**THE PROBLEM**
Return each line below exactly as it reads, and omit any image in it.

**Data records for software interfaces**
------

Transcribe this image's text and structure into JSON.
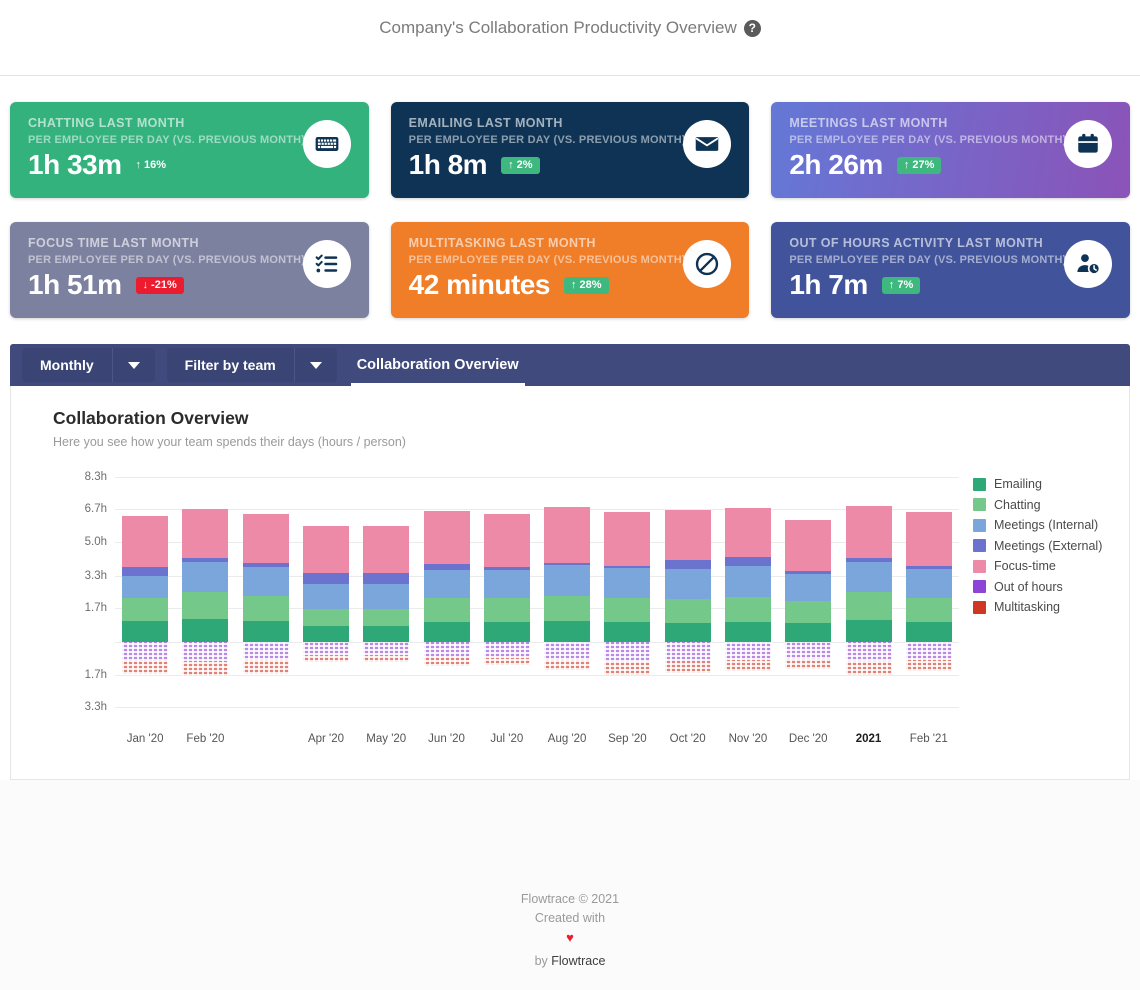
{
  "header": {
    "title": "Company's Collaboration Productivity Overview",
    "help_icon": "help-circle-icon",
    "help_glyph": "?"
  },
  "cards": [
    {
      "title": "CHATTING LAST MONTH",
      "subtitle": "PER EMPLOYEE PER DAY (VS. PREVIOUS MONTH)",
      "value": "1h 33m",
      "delta": "↑ 16%",
      "delta_dir": "up",
      "delta_style": "plain",
      "bg": "#34b27d",
      "icon": "keyboard-icon"
    },
    {
      "title": "EMAILING LAST MONTH",
      "subtitle": "PER EMPLOYEE PER DAY (VS. PREVIOUS MONTH)",
      "value": "1h 8m",
      "delta": "↑ 2%",
      "delta_dir": "up",
      "delta_style": "badge",
      "bg": "#0e3354",
      "icon": "envelope-icon"
    },
    {
      "title": "MEETINGS LAST MONTH",
      "subtitle": "PER EMPLOYEE PER DAY (VS. PREVIOUS MONTH)",
      "value": "2h 26m",
      "delta": "↑ 27%",
      "delta_dir": "up",
      "delta_style": "badge",
      "bg": "linear-gradient(100deg, #6478d6 0%, #8b53b8 100%)",
      "icon": "calendar-icon"
    },
    {
      "title": "FOCUS TIME LAST MONTH",
      "subtitle": "PER EMPLOYEE PER DAY (VS. PREVIOUS MONTH)",
      "value": "1h 51m",
      "delta": "↓ -21%",
      "delta_dir": "down",
      "delta_style": "badge",
      "bg": "#7d81a0",
      "icon": "checklist-icon"
    },
    {
      "title": "MULTITASKING LAST MONTH",
      "subtitle": "PER EMPLOYEE PER DAY (VS. PREVIOUS MONTH)",
      "value": "42 minutes",
      "delta": "↑ 28%",
      "delta_dir": "up",
      "delta_style": "badge",
      "bg": "#f07d28",
      "icon": "ban-icon"
    },
    {
      "title": "OUT OF HOURS ACTIVITY LAST MONTH",
      "subtitle": "PER EMPLOYEE PER DAY (VS. PREVIOUS MONTH)",
      "value": "1h 7m",
      "delta": "↑ 7%",
      "delta_dir": "up",
      "delta_style": "badge",
      "bg": "#41549b",
      "icon": "person-clock-icon"
    }
  ],
  "toolbar": {
    "period_label": "Monthly",
    "team_label": "Filter by team",
    "tabs": [
      {
        "label": "Collaboration Overview",
        "active": true
      }
    ]
  },
  "panel": {
    "title": "Collaboration Overview",
    "subtitle": "Here you see how your team spends their days (hours / person)"
  },
  "chart_data": {
    "type": "bar",
    "stacked": true,
    "title": "Collaboration Overview",
    "subtitle": "Here you see how your team spends their days (hours / person)",
    "xlabel": "",
    "ylabel": "",
    "ylim": [
      -4.2,
      8.3
    ],
    "grid": true,
    "legend_position": "right",
    "ytick_labels": [
      "8.3h",
      "6.7h",
      "5.0h",
      "3.3h",
      "1.7h",
      "",
      "1.7h",
      "3.3h"
    ],
    "ytick_values": [
      8.3,
      6.7,
      5.0,
      3.3,
      1.7,
      0,
      -1.7,
      -3.3
    ],
    "categories": [
      "Jan '20",
      "Feb '20",
      "",
      "Apr '20",
      "May '20",
      "Jun '20",
      "Jul '20",
      "Aug '20",
      "Sep '20",
      "Oct '20",
      "Nov '20",
      "Dec '20",
      "2021",
      "Feb '21"
    ],
    "bold_categories": [
      "2021"
    ],
    "series": [
      {
        "name": "Emailing",
        "color": "#2fa877",
        "sign": "positive",
        "values": [
          1.05,
          1.15,
          1.05,
          0.8,
          0.8,
          1.0,
          1.0,
          1.05,
          1.0,
          0.95,
          1.0,
          0.95,
          1.1,
          1.0
        ]
      },
      {
        "name": "Chatting",
        "color": "#74c98a",
        "sign": "positive",
        "values": [
          1.15,
          1.35,
          1.25,
          0.85,
          0.85,
          1.2,
          1.2,
          1.25,
          1.2,
          1.2,
          1.25,
          1.1,
          1.4,
          1.2
        ]
      },
      {
        "name": "Meetings (Internal)",
        "color": "#7aa6dc",
        "sign": "positive",
        "values": [
          1.1,
          1.5,
          1.45,
          1.25,
          1.25,
          1.4,
          1.4,
          1.55,
          1.5,
          1.5,
          1.55,
          1.35,
          1.5,
          1.45
        ]
      },
      {
        "name": "Meetings (External)",
        "color": "#6b73ce",
        "sign": "positive",
        "values": [
          0.45,
          0.2,
          0.2,
          0.55,
          0.55,
          0.3,
          0.15,
          0.1,
          0.1,
          0.45,
          0.45,
          0.15,
          0.2,
          0.15
        ]
      },
      {
        "name": "Focus-time",
        "color": "#ed8aa8",
        "sign": "positive",
        "values": [
          2.6,
          2.5,
          2.5,
          2.4,
          2.4,
          2.7,
          2.7,
          2.85,
          2.75,
          2.55,
          2.5,
          2.6,
          2.65,
          2.75
        ]
      },
      {
        "name": "Out of hours",
        "color": "#8e44d6",
        "sign": "negative",
        "values": [
          0.95,
          0.95,
          0.9,
          0.65,
          0.65,
          0.8,
          0.8,
          0.9,
          1.0,
          0.95,
          0.9,
          0.85,
          0.95,
          0.9
        ]
      },
      {
        "name": "Multitasking",
        "color": "#cf3723",
        "sign": "negative",
        "values": [
          0.7,
          0.8,
          0.75,
          0.35,
          0.35,
          0.45,
          0.4,
          0.55,
          0.7,
          0.65,
          0.6,
          0.55,
          0.75,
          0.6
        ]
      }
    ]
  },
  "footer": {
    "copyright": "Flowtrace © 2021",
    "created_with": "Created with",
    "heart": "♥",
    "by_prefix": "by ",
    "by_brand": "Flowtrace"
  }
}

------

**ANSWER BELOW**
Transcribe this image's text and structure into JSON.
{
  "header": {
    "title": "Company's Collaboration Productivity Overview",
    "help_icon": "help-circle-icon",
    "help_glyph": "?"
  },
  "cards": [
    {
      "title": "CHATTING LAST MONTH",
      "subtitle": "PER EMPLOYEE PER DAY (VS. PREVIOUS MONTH)",
      "value": "1h 33m",
      "delta": "↑ 16%",
      "delta_dir": "up",
      "delta_style": "plain",
      "bg": "#34b27d",
      "icon": "keyboard-icon"
    },
    {
      "title": "EMAILING LAST MONTH",
      "subtitle": "PER EMPLOYEE PER DAY (VS. PREVIOUS MONTH)",
      "value": "1h 8m",
      "delta": "↑ 2%",
      "delta_dir": "up",
      "delta_style": "badge",
      "bg": "#0e3354",
      "icon": "envelope-icon"
    },
    {
      "title": "MEETINGS LAST MONTH",
      "subtitle": "PER EMPLOYEE PER DAY (VS. PREVIOUS MONTH)",
      "value": "2h 26m",
      "delta": "↑ 27%",
      "delta_dir": "up",
      "delta_style": "badge",
      "bg": "linear-gradient(100deg, #6478d6 0%, #8b53b8 100%)",
      "icon": "calendar-icon"
    },
    {
      "title": "FOCUS TIME LAST MONTH",
      "subtitle": "PER EMPLOYEE PER DAY (VS. PREVIOUS MONTH)",
      "value": "1h 51m",
      "delta": "↓ -21%",
      "delta_dir": "down",
      "delta_style": "badge",
      "bg": "#7d81a0",
      "icon": "checklist-icon"
    },
    {
      "title": "MULTITASKING LAST MONTH",
      "subtitle": "PER EMPLOYEE PER DAY (VS. PREVIOUS MONTH)",
      "value": "42 minutes",
      "delta": "↑ 28%",
      "delta_dir": "up",
      "delta_style": "badge",
      "bg": "#f07d28",
      "icon": "ban-icon"
    },
    {
      "title": "OUT OF HOURS ACTIVITY LAST MONTH",
      "subtitle": "PER EMPLOYEE PER DAY (VS. PREVIOUS MONTH)",
      "value": "1h 7m",
      "delta": "↑ 7%",
      "delta_dir": "up",
      "delta_style": "badge",
      "bg": "#41549b",
      "icon": "person-clock-icon"
    }
  ],
  "toolbar": {
    "period_label": "Monthly",
    "team_label": "Filter by team",
    "tabs": [
      {
        "label": "Collaboration Overview",
        "active": true
      }
    ]
  },
  "panel": {
    "title": "Collaboration Overview",
    "subtitle": "Here you see how your team spends their days (hours / person)"
  },
  "chart_data": {
    "type": "bar",
    "stacked": true,
    "title": "Collaboration Overview",
    "subtitle": "Here you see how your team spends their days (hours / person)",
    "xlabel": "",
    "ylabel": "",
    "ylim": [
      -4.2,
      8.3
    ],
    "grid": true,
    "legend_position": "right",
    "ytick_labels": [
      "8.3h",
      "6.7h",
      "5.0h",
      "3.3h",
      "1.7h",
      "",
      "1.7h",
      "3.3h"
    ],
    "ytick_values": [
      8.3,
      6.7,
      5.0,
      3.3,
      1.7,
      0,
      -1.7,
      -3.3
    ],
    "categories": [
      "Jan '20",
      "Feb '20",
      "",
      "Apr '20",
      "May '20",
      "Jun '20",
      "Jul '20",
      "Aug '20",
      "Sep '20",
      "Oct '20",
      "Nov '20",
      "Dec '20",
      "2021",
      "Feb '21"
    ],
    "bold_categories": [
      "2021"
    ],
    "series": [
      {
        "name": "Emailing",
        "color": "#2fa877",
        "sign": "positive",
        "values": [
          1.05,
          1.15,
          1.05,
          0.8,
          0.8,
          1.0,
          1.0,
          1.05,
          1.0,
          0.95,
          1.0,
          0.95,
          1.1,
          1.0
        ]
      },
      {
        "name": "Chatting",
        "color": "#74c98a",
        "sign": "positive",
        "values": [
          1.15,
          1.35,
          1.25,
          0.85,
          0.85,
          1.2,
          1.2,
          1.25,
          1.2,
          1.2,
          1.25,
          1.1,
          1.4,
          1.2
        ]
      },
      {
        "name": "Meetings (Internal)",
        "color": "#7aa6dc",
        "sign": "positive",
        "values": [
          1.1,
          1.5,
          1.45,
          1.25,
          1.25,
          1.4,
          1.4,
          1.55,
          1.5,
          1.5,
          1.55,
          1.35,
          1.5,
          1.45
        ]
      },
      {
        "name": "Meetings (External)",
        "color": "#6b73ce",
        "sign": "positive",
        "values": [
          0.45,
          0.2,
          0.2,
          0.55,
          0.55,
          0.3,
          0.15,
          0.1,
          0.1,
          0.45,
          0.45,
          0.15,
          0.2,
          0.15
        ]
      },
      {
        "name": "Focus-time",
        "color": "#ed8aa8",
        "sign": "positive",
        "values": [
          2.6,
          2.5,
          2.5,
          2.4,
          2.4,
          2.7,
          2.7,
          2.85,
          2.75,
          2.55,
          2.5,
          2.6,
          2.65,
          2.75
        ]
      },
      {
        "name": "Out of hours",
        "color": "#8e44d6",
        "sign": "negative",
        "values": [
          0.95,
          0.95,
          0.9,
          0.65,
          0.65,
          0.8,
          0.8,
          0.9,
          1.0,
          0.95,
          0.9,
          0.85,
          0.95,
          0.9
        ]
      },
      {
        "name": "Multitasking",
        "color": "#cf3723",
        "sign": "negative",
        "values": [
          0.7,
          0.8,
          0.75,
          0.35,
          0.35,
          0.45,
          0.4,
          0.55,
          0.7,
          0.65,
          0.6,
          0.55,
          0.75,
          0.6
        ]
      }
    ]
  },
  "footer": {
    "copyright": "Flowtrace © 2021",
    "created_with": "Created with",
    "heart": "♥",
    "by_prefix": "by ",
    "by_brand": "Flowtrace"
  }
}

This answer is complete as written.